■ **WHAT TO PRODUCE**: Could you restate the data word for word?

Element data from apps and pages
--- --- ---
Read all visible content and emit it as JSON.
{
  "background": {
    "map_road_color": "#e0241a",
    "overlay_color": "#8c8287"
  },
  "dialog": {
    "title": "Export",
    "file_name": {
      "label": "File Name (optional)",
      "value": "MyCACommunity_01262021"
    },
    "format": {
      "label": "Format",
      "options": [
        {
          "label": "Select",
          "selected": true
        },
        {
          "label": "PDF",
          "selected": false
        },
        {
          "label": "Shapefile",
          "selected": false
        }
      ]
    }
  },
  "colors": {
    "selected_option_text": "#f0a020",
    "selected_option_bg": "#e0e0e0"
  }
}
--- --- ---
■ **ANSWER SPACE**:
Read all visible content and emit it as JSON.
{
  "background": {
    "map_road_color": "#e0241a",
    "overlay_color": "#8c8287"
  },
  "dialog": {
    "title": "Export",
    "file_name": {
      "label": "File Name (optional)",
      "value": "MyCACommunity_01262021"
    },
    "format": {
      "label": "Format",
      "options": [
        {
          "label": "Select",
          "selected": true
        },
        {
          "label": "PDF",
          "selected": false
        },
        {
          "label": "Shapefile",
          "selected": false
        }
      ]
    }
  },
  "colors": {
    "selected_option_text": "#f0a020",
    "selected_option_bg": "#e0e0e0"
  }
}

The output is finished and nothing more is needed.